#### [Task prompt]
Scan the data below and report how many lines include the word "more". Nothing else is wanted.

#### [Listed records]
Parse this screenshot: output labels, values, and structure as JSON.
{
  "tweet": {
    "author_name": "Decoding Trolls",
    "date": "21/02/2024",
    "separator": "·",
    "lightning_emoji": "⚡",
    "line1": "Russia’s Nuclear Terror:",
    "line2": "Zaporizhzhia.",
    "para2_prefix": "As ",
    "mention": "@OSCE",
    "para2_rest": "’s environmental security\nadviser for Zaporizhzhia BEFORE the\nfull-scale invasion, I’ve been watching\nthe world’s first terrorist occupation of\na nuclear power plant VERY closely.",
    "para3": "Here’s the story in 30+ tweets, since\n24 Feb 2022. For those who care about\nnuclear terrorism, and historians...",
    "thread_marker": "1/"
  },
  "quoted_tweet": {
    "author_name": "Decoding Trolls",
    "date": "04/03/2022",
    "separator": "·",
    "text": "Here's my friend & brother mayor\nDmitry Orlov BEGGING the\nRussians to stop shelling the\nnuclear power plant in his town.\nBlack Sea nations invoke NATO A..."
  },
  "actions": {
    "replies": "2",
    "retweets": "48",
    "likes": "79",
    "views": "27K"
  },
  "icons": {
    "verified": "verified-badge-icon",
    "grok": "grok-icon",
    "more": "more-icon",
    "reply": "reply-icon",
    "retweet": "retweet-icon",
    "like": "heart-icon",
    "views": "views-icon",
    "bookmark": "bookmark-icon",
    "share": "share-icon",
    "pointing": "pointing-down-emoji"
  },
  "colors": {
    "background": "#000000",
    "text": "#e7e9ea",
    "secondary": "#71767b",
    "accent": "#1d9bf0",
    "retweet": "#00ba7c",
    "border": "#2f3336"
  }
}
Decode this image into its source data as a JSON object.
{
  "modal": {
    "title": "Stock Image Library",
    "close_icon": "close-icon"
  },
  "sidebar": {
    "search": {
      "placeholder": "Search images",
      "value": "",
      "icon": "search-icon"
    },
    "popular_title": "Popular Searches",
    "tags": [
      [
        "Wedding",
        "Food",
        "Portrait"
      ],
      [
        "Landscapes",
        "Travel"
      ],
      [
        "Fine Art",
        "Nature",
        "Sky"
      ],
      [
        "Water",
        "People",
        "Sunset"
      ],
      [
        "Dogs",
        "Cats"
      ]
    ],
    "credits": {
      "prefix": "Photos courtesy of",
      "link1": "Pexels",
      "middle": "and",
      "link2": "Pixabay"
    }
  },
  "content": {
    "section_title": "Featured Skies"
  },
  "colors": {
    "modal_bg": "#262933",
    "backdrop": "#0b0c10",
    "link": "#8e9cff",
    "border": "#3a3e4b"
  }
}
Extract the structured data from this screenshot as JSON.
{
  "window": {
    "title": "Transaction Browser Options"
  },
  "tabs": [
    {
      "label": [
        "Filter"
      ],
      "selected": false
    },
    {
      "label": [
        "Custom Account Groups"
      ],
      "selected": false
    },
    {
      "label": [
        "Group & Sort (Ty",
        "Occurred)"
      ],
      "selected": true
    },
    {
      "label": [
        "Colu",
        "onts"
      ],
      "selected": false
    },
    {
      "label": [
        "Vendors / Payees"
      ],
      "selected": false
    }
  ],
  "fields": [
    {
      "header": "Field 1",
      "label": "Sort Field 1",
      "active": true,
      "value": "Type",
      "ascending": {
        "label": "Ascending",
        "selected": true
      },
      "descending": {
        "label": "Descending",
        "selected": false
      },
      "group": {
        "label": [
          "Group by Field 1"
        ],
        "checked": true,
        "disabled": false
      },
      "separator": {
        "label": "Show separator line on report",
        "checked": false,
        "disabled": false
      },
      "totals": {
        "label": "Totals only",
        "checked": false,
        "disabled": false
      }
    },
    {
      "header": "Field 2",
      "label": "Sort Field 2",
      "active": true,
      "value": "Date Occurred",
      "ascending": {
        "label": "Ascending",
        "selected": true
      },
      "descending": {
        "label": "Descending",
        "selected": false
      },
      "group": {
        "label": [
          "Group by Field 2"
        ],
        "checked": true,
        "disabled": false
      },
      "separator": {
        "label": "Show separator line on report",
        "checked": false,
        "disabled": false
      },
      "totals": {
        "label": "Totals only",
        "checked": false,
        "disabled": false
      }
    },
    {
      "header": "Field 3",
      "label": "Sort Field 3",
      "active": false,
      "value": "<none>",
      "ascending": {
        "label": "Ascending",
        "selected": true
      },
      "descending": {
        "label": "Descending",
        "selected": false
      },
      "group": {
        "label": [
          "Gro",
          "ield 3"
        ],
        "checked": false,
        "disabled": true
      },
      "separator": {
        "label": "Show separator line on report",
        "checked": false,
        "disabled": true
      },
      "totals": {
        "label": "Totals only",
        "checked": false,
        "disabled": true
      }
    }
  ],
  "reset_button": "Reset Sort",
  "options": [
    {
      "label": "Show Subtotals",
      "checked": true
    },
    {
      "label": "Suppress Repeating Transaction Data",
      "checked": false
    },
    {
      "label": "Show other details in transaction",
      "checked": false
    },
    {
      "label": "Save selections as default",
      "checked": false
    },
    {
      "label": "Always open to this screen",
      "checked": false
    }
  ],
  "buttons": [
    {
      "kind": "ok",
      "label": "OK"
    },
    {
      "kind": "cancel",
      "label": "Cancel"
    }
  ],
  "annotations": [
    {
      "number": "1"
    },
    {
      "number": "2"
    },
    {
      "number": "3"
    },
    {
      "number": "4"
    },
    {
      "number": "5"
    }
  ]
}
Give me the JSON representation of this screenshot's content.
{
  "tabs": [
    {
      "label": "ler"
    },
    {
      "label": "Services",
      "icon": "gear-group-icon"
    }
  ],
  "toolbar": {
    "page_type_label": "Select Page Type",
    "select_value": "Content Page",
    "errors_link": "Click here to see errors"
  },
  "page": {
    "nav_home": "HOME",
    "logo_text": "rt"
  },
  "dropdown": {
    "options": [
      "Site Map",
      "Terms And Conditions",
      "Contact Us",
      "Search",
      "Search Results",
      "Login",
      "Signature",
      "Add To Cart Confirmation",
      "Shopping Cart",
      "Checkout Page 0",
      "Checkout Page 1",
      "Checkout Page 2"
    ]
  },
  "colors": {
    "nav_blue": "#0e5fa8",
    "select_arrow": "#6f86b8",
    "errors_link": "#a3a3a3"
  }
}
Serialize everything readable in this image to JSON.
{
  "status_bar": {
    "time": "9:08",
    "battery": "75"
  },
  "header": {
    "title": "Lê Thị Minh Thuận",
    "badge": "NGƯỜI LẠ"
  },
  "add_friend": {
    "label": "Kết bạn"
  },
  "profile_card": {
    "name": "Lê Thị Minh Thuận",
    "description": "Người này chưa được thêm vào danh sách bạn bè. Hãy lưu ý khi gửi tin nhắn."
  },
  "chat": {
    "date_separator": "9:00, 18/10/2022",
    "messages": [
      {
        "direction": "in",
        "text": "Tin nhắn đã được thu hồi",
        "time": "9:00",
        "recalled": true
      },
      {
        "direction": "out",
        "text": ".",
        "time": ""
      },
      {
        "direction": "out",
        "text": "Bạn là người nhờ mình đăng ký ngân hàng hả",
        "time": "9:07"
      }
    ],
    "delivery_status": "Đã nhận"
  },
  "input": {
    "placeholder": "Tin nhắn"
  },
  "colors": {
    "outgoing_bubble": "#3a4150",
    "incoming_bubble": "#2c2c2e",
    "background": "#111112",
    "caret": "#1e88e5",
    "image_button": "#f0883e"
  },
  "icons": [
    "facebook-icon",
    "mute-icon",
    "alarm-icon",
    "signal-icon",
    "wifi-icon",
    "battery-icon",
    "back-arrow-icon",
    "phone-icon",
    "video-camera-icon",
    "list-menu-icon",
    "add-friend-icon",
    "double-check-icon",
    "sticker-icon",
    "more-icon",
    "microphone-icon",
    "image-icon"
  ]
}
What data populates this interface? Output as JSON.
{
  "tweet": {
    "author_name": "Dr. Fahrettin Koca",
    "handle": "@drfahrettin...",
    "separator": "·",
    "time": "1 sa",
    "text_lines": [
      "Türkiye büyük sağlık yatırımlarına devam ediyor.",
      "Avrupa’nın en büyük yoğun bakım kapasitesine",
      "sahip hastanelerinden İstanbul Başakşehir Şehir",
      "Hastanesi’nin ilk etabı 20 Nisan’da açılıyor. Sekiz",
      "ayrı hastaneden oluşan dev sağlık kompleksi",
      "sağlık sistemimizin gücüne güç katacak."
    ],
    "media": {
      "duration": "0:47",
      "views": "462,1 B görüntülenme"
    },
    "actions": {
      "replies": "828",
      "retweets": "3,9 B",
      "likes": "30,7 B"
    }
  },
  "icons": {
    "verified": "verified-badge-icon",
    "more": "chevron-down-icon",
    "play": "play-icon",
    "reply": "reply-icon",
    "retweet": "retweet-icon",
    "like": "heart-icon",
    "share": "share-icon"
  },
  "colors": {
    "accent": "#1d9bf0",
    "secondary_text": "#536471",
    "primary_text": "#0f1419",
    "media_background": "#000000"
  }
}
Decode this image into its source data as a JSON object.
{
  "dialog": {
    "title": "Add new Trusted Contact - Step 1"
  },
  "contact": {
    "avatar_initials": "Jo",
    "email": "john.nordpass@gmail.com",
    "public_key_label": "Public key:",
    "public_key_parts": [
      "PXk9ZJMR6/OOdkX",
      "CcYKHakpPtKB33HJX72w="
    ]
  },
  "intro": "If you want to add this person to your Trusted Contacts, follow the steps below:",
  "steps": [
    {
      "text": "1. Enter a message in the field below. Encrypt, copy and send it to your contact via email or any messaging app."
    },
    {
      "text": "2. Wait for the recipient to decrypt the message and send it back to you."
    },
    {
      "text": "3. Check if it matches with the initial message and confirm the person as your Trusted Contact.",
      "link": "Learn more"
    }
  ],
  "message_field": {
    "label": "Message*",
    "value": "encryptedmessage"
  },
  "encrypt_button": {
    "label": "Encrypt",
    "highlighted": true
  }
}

#### [Response to this task]
4